York Minster is facing up to the catastrophic impact of the pandemic on its finances after recording a £2.3m deficit last year.
Income at the cathedral plummeted from a surplus of £332,000 in 2019 due to low visitor numbers caused by the pandemic, according to the minster’s recently published accounts for the year to 31 December 2020.
The number of visitors fell last year to just one-fifth of previous levels – from 706,500 in 2019 to below 147,500 in 2020 – as lockdown measures meant the cathedral was closed for four and a half months, and open with limited capacity for another six months.
While income from visitors and worshippers was down 74% to £1.3m last year, government and church grants meant overall income fell by 40% to £6.5m.
York Minster was financially supported by the government’s furlough scheme and a small grant from the Heritage Lottery Fund Emergency Fund, plus significant additional emergency grant support from the York Minster Fund and central Church of England funds.
The Rt Rev Dr Jonathan Frost, dean of York, said the pandemic had forced a restructuring of finances to ensure York Minster would survive into the future, including the closure of the independent prep school the Minster school, which had been one of the oldest schools in Britain.
The Grade II-listed building is slated to be turned into a refectory cafe if planning permission is approved.
He said: “In two phases of restructuring the Chapter of York took hard but, I believe, the right decisions: to close its Minster school; to secure the future of York Minster’s internationally renowned choral tradition, through a new partnership with St Peter’s school, York; and to work with elected staff representatives to deliver a process which saw, with great sadness, the departure of 55 valued colleagues from the minster’s staff community.”
He added: “The community at the minster, drawn from all those who serve here, lay and ordained, paid and volunteer, came together during 2020 to weather the storm with courage, with tenacity and with care for one another.
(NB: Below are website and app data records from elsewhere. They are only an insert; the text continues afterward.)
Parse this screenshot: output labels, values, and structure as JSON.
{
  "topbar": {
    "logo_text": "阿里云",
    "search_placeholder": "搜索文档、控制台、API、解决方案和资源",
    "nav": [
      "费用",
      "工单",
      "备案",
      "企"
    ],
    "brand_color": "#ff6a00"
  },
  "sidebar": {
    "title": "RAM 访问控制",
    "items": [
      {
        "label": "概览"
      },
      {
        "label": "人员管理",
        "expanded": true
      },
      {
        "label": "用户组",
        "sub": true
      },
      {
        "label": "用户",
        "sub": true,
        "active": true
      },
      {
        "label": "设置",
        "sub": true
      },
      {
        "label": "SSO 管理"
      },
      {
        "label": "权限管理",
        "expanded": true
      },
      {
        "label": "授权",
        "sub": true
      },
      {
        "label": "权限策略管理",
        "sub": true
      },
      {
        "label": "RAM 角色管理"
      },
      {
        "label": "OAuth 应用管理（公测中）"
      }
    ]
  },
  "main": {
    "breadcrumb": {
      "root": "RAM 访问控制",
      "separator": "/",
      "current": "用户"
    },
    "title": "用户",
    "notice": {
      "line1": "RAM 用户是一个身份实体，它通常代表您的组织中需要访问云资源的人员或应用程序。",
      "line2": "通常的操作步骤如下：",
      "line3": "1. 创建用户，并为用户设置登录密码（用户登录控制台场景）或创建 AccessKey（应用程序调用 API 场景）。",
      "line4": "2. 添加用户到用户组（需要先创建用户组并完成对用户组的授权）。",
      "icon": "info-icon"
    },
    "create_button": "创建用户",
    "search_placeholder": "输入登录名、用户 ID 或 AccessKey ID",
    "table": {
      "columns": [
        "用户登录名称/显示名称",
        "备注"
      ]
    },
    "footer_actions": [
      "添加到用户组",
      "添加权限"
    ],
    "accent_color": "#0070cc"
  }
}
We take heart from what was achieved during a time of great difficulty.”
York Minster is currently raising money for the £5m restoration of the St Cuthbert window, which is one of the largest surviving narrative windows in the world and dates back to about 1440.
The five-year project involves individually removing and restoring 154 panels of stained glass which tell the story of the Anglo-Saxon monk and bishop of Lindisfarne who was later sanctified as St Cuthbert.